Chronologically, John Martin's life for the most part belonged in the 19th century, but stylistically and ideationally he was a child of the late 18th century. He was born in the Revolutionary Year of 1789, and the early romantic trends in philosophy, literature and art characterized his entire production.
Today, few remembers John Martin anymore, even when it comes to art historians. But this makes him all the more interesting: by studying what our own time doesn't appreciate you can learn a lot. In Martin's apocalyptic and often chaotic landscapes with biblical and literary figures, his contemporaries saw both a pictorial boldness bordering on madness, and a near perfect expression of what Burke called "the sublime" - the romantic concept that represented the "strongest feeling which the mind is capable of feeling." Simply put, Burke argued that the sublime can be discerned when beauty exceeds the dimensions and constraints of human perception.
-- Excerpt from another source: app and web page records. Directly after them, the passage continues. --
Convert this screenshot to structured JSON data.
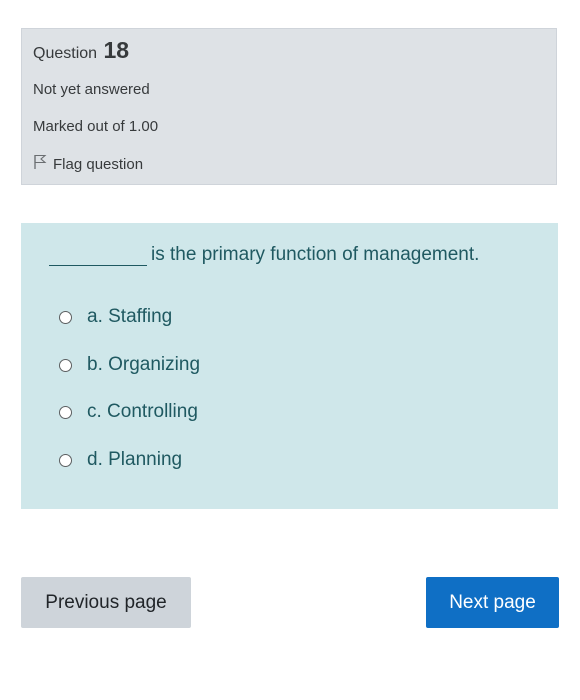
{
  "info": {
    "question_label": "Question",
    "question_number": "18",
    "state": "Not yet answered",
    "grade": "Marked out of 1.00",
    "flag_label": "Flag question"
  },
  "question": {
    "blank": "________",
    "text": "is the primary function of management.",
    "options": [
      {
        "label": "a. Staffing"
      },
      {
        "label": "b. Organizing"
      },
      {
        "label": "c. Controlling"
      },
      {
        "label": "d. Planning"
      }
    ]
  },
  "nav": {
    "previous_label": "Previous page",
    "next_label": "Next page"
  },
  "colors": {
    "info_bg": "#dee2e6",
    "content_bg": "#cfe7ea",
    "primary": "#0f6fc5",
    "secondary": "#ced4da"
  }
}
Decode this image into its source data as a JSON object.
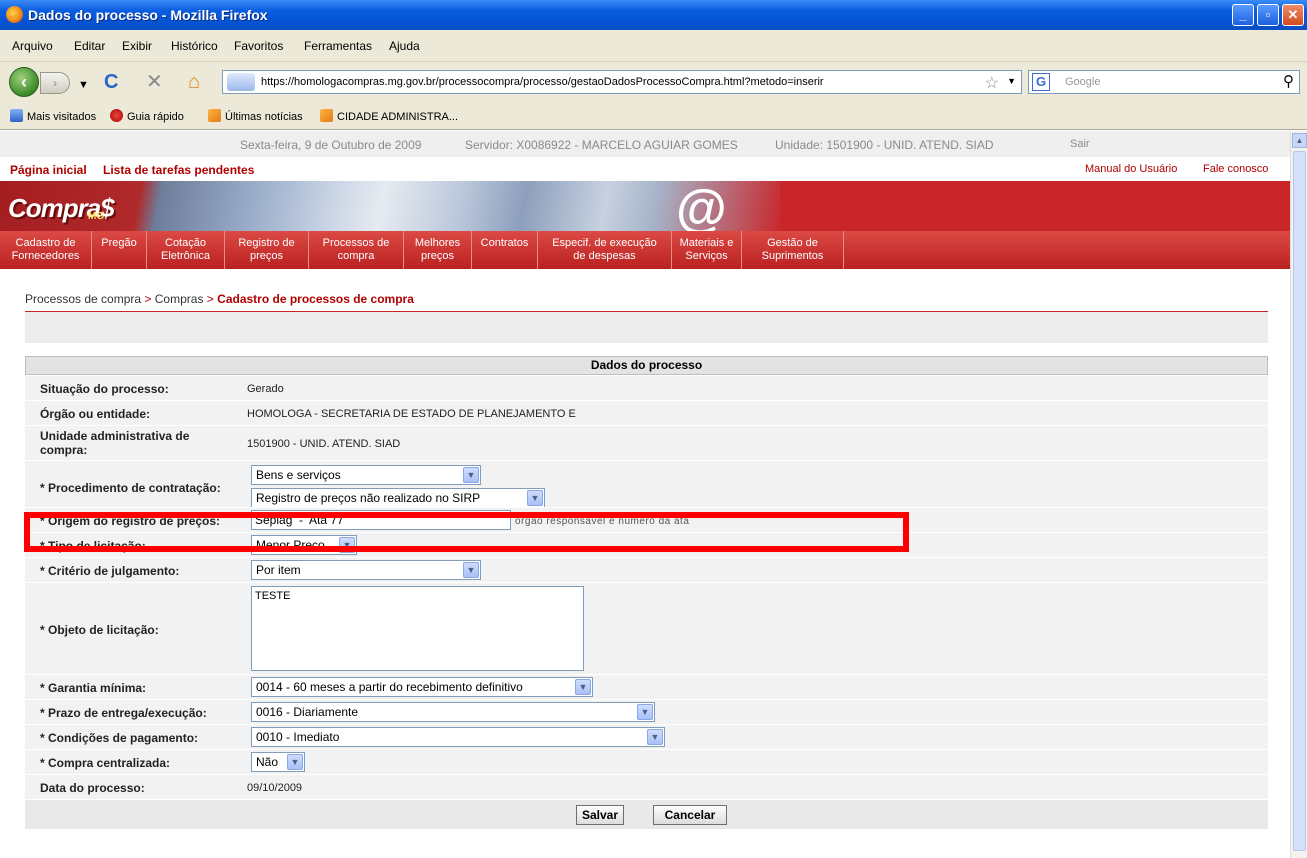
{
  "window": {
    "title": "Dados do processo - Mozilla Firefox",
    "controls": {
      "minimize": "_",
      "maximize": "▫",
      "close": "✕"
    }
  },
  "menu": [
    "Arquivo",
    "Editar",
    "Exibir",
    "Histórico",
    "Favoritos",
    "Ferramentas",
    "Ajuda"
  ],
  "navbar": {
    "url": "https://homologacompras.mg.gov.br/processocompra/processo/gestaoDadosProcessoCompra.html?metodo=inserir",
    "search_placeholder": "Google"
  },
  "bookmarks": [
    "Mais visitados",
    "Guia rápido",
    "Últimas notícias",
    "CIDADE ADMINISTRA..."
  ],
  "infobar": {
    "date": "Sexta-feira, 9 de Outubro de 2009",
    "server": "Servidor: X0086922 - MARCELO AGUIAR GOMES",
    "unit": "Unidade: 1501900 - UNID. ATEND. SIAD",
    "logout": "Sair"
  },
  "toplinks": {
    "home": "Página inicial",
    "tasks": "Lista de tarefas pendentes",
    "manual": "Manual do Usuário",
    "contact": "Fale conosco"
  },
  "banner": {
    "logo": "Compra$",
    "logo_sub": "MG"
  },
  "mainnav": [
    [
      "Cadastro de",
      "Fornecedores"
    ],
    [
      "Pregão",
      ""
    ],
    [
      "Cotação",
      "Eletrônica"
    ],
    [
      "Registro de",
      "preços"
    ],
    [
      "Processos de",
      "compra"
    ],
    [
      "Melhores",
      "preços"
    ],
    [
      "Contratos",
      ""
    ],
    [
      "Especif. de execução",
      "de despesas"
    ],
    [
      "Materiais e",
      "Serviços"
    ],
    [
      "Gestão de",
      "Suprimentos"
    ]
  ],
  "breadcrumb": {
    "item1": "Processos de compra",
    "item2": "Compras",
    "current": "Cadastro de processos de compra",
    "sep": ">"
  },
  "form": {
    "header": "Dados do processo",
    "situacao": {
      "label": "Situação do processo:",
      "value": "Gerado"
    },
    "orgao": {
      "label": "Órgão ou entidade:",
      "value": "HOMOLOGA - SECRETARIA DE ESTADO DE PLANEJAMENTO E"
    },
    "unidade": {
      "label1": "Unidade administrativa de",
      "label2": "compra:",
      "value": "1501900 - UNID. ATEND. SIAD"
    },
    "procedimento": {
      "label": "* Procedimento de contratação:",
      "value": "Bens e serviços",
      "value2": "Registro de preços não realizado no SIRP"
    },
    "origem": {
      "label": "* Origem do registro de preços:",
      "value": "Seplag  -  Ata 77",
      "hint": "órgão responsável e número da ata"
    },
    "tipo": {
      "label": "* Tipo de licitação:",
      "value": "Menor Preço"
    },
    "criterio": {
      "label": "* Critério de julgamento:",
      "value": "Por item"
    },
    "objeto": {
      "label": "* Objeto de licitação:",
      "value": "TESTE"
    },
    "garantia": {
      "label": "* Garantia mínima:",
      "value": "0014 - 60 meses a partir do recebimento definitivo"
    },
    "prazo": {
      "label": "* Prazo de entrega/execução:",
      "value": "0016 - Diariamente"
    },
    "condicoes": {
      "label": "* Condições de pagamento:",
      "value": "0010 - Imediato"
    },
    "centralizada": {
      "label": "* Compra centralizada:",
      "value": "Não"
    },
    "data": {
      "label": "Data do processo:",
      "value": "09/10/2009"
    },
    "save": "Salvar",
    "cancel": "Cancelar"
  }
}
Despite being an unskilled small town boy on the Scottish border and constantly being in quarrels with the Royal Academy, Martin was a respected artist. The contrast is great against his predecessor, the thirty year older William Blake. Blake's mythological images, despite their loaded content, are calm and transparent, with clear contours. In Martin's large and dramatic scenes, the movement and intensity are one with the landscape itself - the spectator is drawn into the images like in a maelstrom. Martin saw nature with the eyes of an 18th century Romantic and portrayed it with a consistent topographical and meteorological exaggeration. The paintings offered the urban bourgeoisie who visited the art galleries an opportunity to live out their strong emotions.
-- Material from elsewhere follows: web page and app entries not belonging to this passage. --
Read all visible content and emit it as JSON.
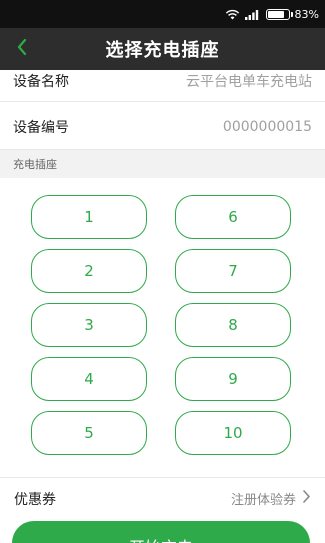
{
  "status_bar": {
    "battery": "83%",
    "battery_level": 0.83
  },
  "header": {
    "title": "选择充电插座"
  },
  "device": {
    "name_label": "设备名称",
    "name_value": "云平台电单车充电站",
    "id_label": "设备编号",
    "id_value": "0000000015"
  },
  "sockets": {
    "section_label": "充电插座",
    "items": [
      "1",
      "6",
      "2",
      "7",
      "3",
      "8",
      "4",
      "9",
      "5",
      "10"
    ]
  },
  "coupon": {
    "label": "优惠券",
    "value": "注册体验券"
  },
  "actions": {
    "start_label": "开始充电"
  },
  "colors": {
    "accent": "#2eaa4a",
    "title_bar": "#2d2d2d",
    "status_bar": "#111111"
  }
}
"The Assuaging of the Waters" (1840) is one of John Martin's more quiet and peaceful works. It almost seems tacky and kitschy to our eyes, with its pink skies and seductively swirling water. The sun has broken through the clouds and the dove, sent out from the ark, has picked its olive branch. But it's contrasted by a non-biblical raven - black as well as white has survived the deluge. However symbolic they may be, they're only details in the composition. The real motive is the overwhelming sea and rock landscape. Today, it's difficult to overwhelm any brain suffering from sensory overload by having been marinated in and dulled by mass media and fast paced Hollywood junk since day one. Perhaps a judgement day, such as in many of Martin's pictures, would be a suitable cure.